When I left my first hotel job for my second hotel job, I thought I was walking right into heaven. I was leaving a job that had started as a promising entry into pastry management and quickly disintegrated into a dead end. My daily routine was miserable and unchanging - arrive at 8:30 am, cut, wash, and spin three cases (24 heads per case) of romaine, make 5-12 gallons of salad dressing (various flavors) and set up the salad line for lunch service, work the service and go home. Clearly I thought that leaving all that glory for a steady job doing exclusively pastry at a prestigious country inn (with benefits!) was the right choice.
For a while, it was the right choice. I had a brief run in with a crazy woman who worked in my department, but she soon left, and what followed was my "golden summer". Restaurants are peculiar organizations. The turnover is high, so it's pretty rare to get a group of people who all get along well and have known each other for long enough to have a seamless routine. For those few months, it was one big happy family in the Country Inn. We had barbecues, we went to the water park together, and every night of service went smoothly.
Things began to fall apart after Labor Day. Like a sweet summer romance gone bad, suddenly, this chef and job that I had come to love and respect started to show cracks. Demands became unreasonable, tempers flared pointlessly. Still, I felt secure enough in my job, and happy enough to be there. Around Christmas, the cracks became fissures and then big gaping sores. The funny thing about the holidays in a restaurant is that everyone's in misery, and everyone just muddles through. After New Year's, what had been unpleasant got downright ugly.

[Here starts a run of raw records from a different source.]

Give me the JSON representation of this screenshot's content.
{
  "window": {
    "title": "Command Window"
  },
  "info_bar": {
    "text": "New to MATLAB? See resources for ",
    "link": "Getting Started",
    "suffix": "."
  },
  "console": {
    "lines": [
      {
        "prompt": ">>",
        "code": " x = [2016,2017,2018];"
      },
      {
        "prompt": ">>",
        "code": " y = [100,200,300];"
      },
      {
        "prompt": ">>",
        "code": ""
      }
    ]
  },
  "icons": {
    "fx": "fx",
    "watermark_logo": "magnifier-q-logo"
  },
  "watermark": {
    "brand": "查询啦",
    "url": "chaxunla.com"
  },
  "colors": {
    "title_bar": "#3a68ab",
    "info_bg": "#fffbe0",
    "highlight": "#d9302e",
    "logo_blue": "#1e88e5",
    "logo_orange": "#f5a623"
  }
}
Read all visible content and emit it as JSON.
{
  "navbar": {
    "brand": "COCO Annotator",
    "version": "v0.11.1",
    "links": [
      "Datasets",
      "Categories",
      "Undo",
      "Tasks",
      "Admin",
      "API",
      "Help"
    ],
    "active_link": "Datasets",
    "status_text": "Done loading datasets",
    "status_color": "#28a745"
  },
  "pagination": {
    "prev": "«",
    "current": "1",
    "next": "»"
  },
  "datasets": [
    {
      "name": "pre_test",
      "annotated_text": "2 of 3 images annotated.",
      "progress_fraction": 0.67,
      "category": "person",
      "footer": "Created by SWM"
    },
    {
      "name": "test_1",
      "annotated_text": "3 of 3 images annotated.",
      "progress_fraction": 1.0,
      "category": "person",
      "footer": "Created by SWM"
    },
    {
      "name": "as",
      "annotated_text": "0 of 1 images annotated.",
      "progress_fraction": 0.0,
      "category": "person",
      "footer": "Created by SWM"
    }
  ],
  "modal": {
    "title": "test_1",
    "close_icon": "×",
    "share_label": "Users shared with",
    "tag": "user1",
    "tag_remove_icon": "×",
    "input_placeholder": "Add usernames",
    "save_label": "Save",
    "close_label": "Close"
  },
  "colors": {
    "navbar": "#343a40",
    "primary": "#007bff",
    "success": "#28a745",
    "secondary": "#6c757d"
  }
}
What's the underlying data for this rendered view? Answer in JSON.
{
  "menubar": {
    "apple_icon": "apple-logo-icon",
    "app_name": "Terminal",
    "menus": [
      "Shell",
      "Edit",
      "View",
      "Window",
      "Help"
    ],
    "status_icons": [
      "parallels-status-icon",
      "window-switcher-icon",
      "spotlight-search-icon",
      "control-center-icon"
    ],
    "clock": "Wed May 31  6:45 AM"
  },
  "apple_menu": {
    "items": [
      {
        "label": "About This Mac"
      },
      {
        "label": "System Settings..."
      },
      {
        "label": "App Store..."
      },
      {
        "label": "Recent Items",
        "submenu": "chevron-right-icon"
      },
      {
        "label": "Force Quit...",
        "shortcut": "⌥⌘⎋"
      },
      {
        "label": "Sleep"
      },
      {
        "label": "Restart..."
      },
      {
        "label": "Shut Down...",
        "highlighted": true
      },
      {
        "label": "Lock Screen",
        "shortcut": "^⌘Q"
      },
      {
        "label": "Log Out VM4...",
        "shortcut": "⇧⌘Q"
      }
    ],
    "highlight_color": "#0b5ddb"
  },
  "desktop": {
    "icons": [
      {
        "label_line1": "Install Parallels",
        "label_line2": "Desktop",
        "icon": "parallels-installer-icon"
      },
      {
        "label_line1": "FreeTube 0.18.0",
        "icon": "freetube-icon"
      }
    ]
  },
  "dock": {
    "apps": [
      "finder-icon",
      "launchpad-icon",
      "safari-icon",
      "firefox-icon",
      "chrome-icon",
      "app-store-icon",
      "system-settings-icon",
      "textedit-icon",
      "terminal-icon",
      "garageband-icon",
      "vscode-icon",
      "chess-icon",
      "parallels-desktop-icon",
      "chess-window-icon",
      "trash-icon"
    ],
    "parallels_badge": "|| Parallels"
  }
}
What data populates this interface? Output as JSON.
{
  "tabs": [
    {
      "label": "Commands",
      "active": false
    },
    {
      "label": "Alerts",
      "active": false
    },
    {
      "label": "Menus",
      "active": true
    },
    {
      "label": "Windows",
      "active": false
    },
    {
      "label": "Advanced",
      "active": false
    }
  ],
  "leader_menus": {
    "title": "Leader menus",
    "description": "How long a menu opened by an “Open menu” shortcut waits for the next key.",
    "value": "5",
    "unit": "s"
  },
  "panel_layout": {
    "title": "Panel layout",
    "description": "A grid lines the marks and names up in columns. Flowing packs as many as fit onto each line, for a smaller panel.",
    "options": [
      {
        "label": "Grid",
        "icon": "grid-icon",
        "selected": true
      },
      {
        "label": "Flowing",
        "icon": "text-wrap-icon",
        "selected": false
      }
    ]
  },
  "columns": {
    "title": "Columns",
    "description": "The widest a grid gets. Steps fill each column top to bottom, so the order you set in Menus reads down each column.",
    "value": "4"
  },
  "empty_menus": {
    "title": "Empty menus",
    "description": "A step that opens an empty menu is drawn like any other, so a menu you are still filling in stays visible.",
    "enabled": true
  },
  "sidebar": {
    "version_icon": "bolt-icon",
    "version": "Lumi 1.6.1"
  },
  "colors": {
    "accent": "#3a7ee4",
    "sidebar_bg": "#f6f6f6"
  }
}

It was a normal Tuesday - my first day back from my days off, and the chef pulled me aside. We went out of the kitchen and up to a seldom-used room in the restaurant. I was naive enough to think that I was going to get a raise or a promotion - I'd been working really hard, and had been there nearly a year. My suspicions were only further enforced (stupidly) by the presence of the HR representative. As the chef started talking, I quickly realized that this was no promotion...